How to install Okular, the Linux pdf annotation and PDF reader application. The Okular app can also open XPS files on Linux. Although there are many applications to open PDF files on Linux, one of them is the default Document Viewer from Evince. Besides that, you can also use Adobe Reader Linux (discontinued), Foxit Reader Linux (released a long time ago).
In addition to reading PDF files, Okular can also read XPS files on Linux. Okular is a KPDF-based universal document viewer for KDE 4. Okular also runs on Windows and Mac OS operating systems. Okular combines the excellent functionality of KPDF with the flexibility of supporting a wide variety of document types. So okular can read PDF files, Postscript, DjVu, CHM, XPS, ePub and others.
With an attractive and elegant display design, okular is one of the applications that will be widely used by Linux users. The types of documents that can be read by okular are as follows:
- Portable Document Format (PDF)
- PostScript (with the help of libspecter)
- Tagged Image File Format (TIFF) (with the help of libTIFF)
- Microsoft Compiled HTML Help (CHM) (with the help of libCHM)
- DjVu (with the help of DjVuLibre)
- Device Independent (DVI)
- XML Paper Specification (XPS)
- OpenDocument format (ODF) (odt extension only)
- Certain types of pictures
Remarks: we cannot open the files mentioned above before installing the required libraries. So by default Okular can read XPS and PDF files.
How to Install Okular on Linux Mint
Our favorite as a PDF reader on Linux is Okular… Why? Fast startup and fast rendering on complex documents (we have documents with “secret” on them – Okular is 10 times faster. Similar to images in documents).

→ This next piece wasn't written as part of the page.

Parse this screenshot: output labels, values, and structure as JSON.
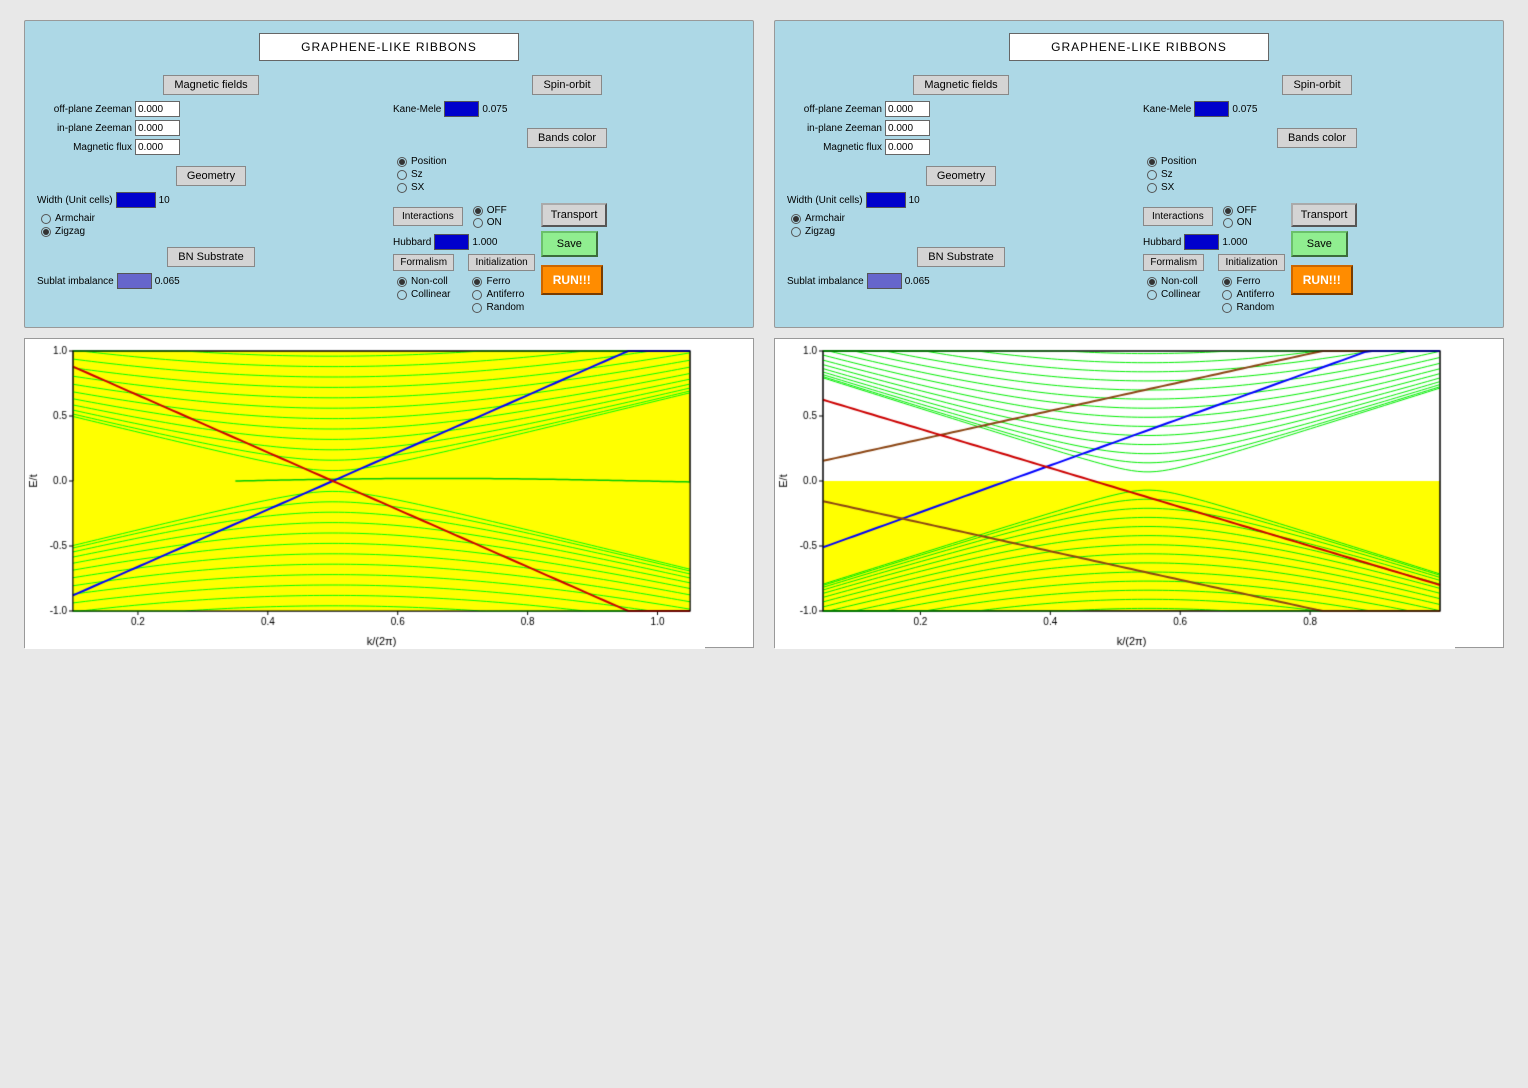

To install okular on Linux Mint or other Debian-derived distros, we can use SOFTWARE MANAGER, type or search OKULAR then install and wait for the download process to complete. Use the Ubuntu Software Center to install Okular.
Okular is a document viewer application from the KDE Desktop Environment for Linux systems. The advantages and disadvantages of Okular can be explained as follows:
Okular is light and loads very quickly; The Table of Contents is on the left which is fully searchable; the ability to mark individual pages in the file; support for annotations and doodles in pdf files; supports various document and image formats (PDF, CHM, DVI, GIF, JPeg, OpenOffice, etc.)
Okular is good enough to open and comment on PDF files flawlessly, so we can’t mention them here. As for installing Okular on Windows, you need to use kdewin-installer and choose the default installation (mostly KDE) or choose one application you want; relatively slow rendering when scrolling through documents quickly.
Review of Okular PDF Reader on Linux
Considering that one of the tasks I do most often is annotating PDFs, I’m very good at Okular, which is free and useful. Most tasks can be handled by Okular from commenting PDFs with different colors, arrows and so on. Apart from that the search facility is also great, so I simply clicked on the Table of Contents pane, typed in a keyword name, and the list below was automatically filtered for results showing high matches. Other competitors I haven’t found on Linux yet.
Another important feature of Okular is the Add Bookmark command. Consider the number of “ebooks” that are distributed as PDF files, along with all the technical manuals, project reports, and other electronic materials you may be reading for a long time; how come the main PDF reader doesn’t have a command to bookmark certain pages?! Okular has it right on the main menu so you can’t possibly miss it.